In her new blog for the Center for Neighborhood Technology [4], CTA vice chair Jackie Grimshaw rejects the idea.

“I don’t think distance-based fares are the right way to help pay for transit improvements,” Grimshaw writes [5]. “It strikes me as unfair to make the poorest residents pay more to travel than wealthier people who live closer to downtown.

“We should not punish those who have been forced farther out of the city’s central core by rising real estate prices with increased transportation costs, especially when they have been denied the good transit access that many of us have enjoyed for so long.”

In other posts, Grimshaw recalls [6] that Mayor Emanuel promised to make the Red Line extension “his top priority” during last year’s campaign.  She calls the extension “a ticket out of poverty for many on the Far South Side” who have “very low access to jobs.”
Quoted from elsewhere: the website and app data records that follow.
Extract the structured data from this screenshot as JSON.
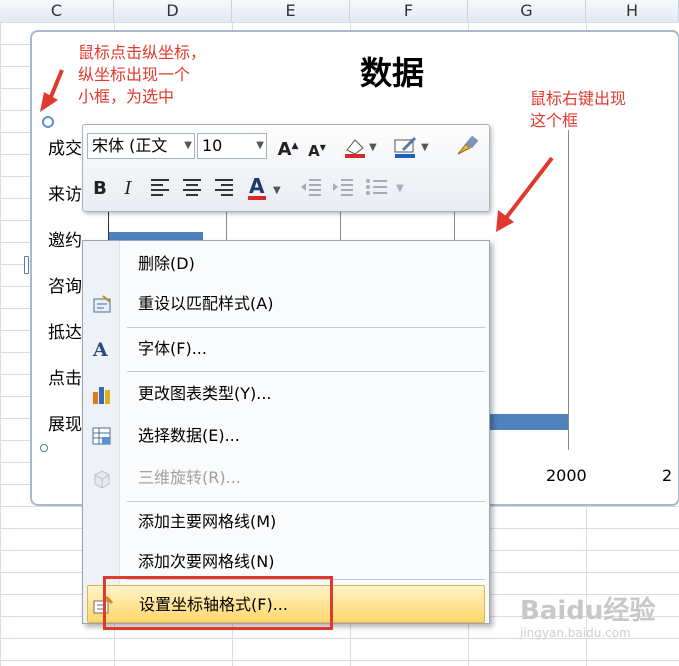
{
  "spreadsheet": {
    "columns": [
      "C",
      "D",
      "E",
      "F",
      "G",
      "H"
    ]
  },
  "chart": {
    "title": "数据",
    "categories": [
      "成交",
      "来访",
      "邀约",
      "咨询",
      "抵达",
      "点击",
      "展现"
    ],
    "x_tick": "2000",
    "x_tick_partial": "2"
  },
  "annotations": {
    "left": "鼠标点击纵坐标，\n纵坐标出现一个\n小框，为选中",
    "right": "鼠标右键出现\n这个框"
  },
  "mini_toolbar": {
    "font_name": "宋体 (正文",
    "font_size": "10",
    "bold": "B",
    "italic": "I"
  },
  "context_menu": {
    "items": [
      {
        "label": "删除(D)",
        "icon": "none",
        "disabled": false
      },
      {
        "label": "重设以匹配样式(A)",
        "icon": "reset-style-icon",
        "disabled": false
      },
      {
        "label": "字体(F)...",
        "icon": "font-icon",
        "disabled": false
      },
      {
        "label": "更改图表类型(Y)...",
        "icon": "chart-type-icon",
        "disabled": false
      },
      {
        "label": "选择数据(E)...",
        "icon": "select-data-icon",
        "disabled": false
      },
      {
        "label": "三维旋转(R)...",
        "icon": "3d-rotation-icon",
        "disabled": true
      },
      {
        "label": "添加主要网格线(M)",
        "icon": "none",
        "disabled": false
      },
      {
        "label": "添加次要网格线(N)",
        "icon": "none",
        "disabled": false
      },
      {
        "label": "设置坐标轴格式(F)...",
        "icon": "format-axis-icon",
        "disabled": false,
        "highlighted": true
      }
    ]
  },
  "watermark": {
    "text": "Baidu经验",
    "sub": "jingyan.baidu.com"
  }
}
She discusses [7] the ambitious expansion of mass transit now underway in Los Angeles, cited by Emanuel as an inspiration.  The huge project is financed by federal loans and long-term bonds paid for by a small sales tax increase.

Chicago has the nation’s highest sales tax, but broadening its base to include services could raise significant revenue while allowing a reduction in the rate, Grimshaw points out [8].

(In 2010 the Center for Tax and Budget Accountability [9] evaluated proposals to expand the state’s sales tax base and found they could raise $500 million to $2 billion a year.)

That could allow the state to “create a dedicated revenue stream to invest in capital projects that would fill existing transit gaps,” Grimshaw writes.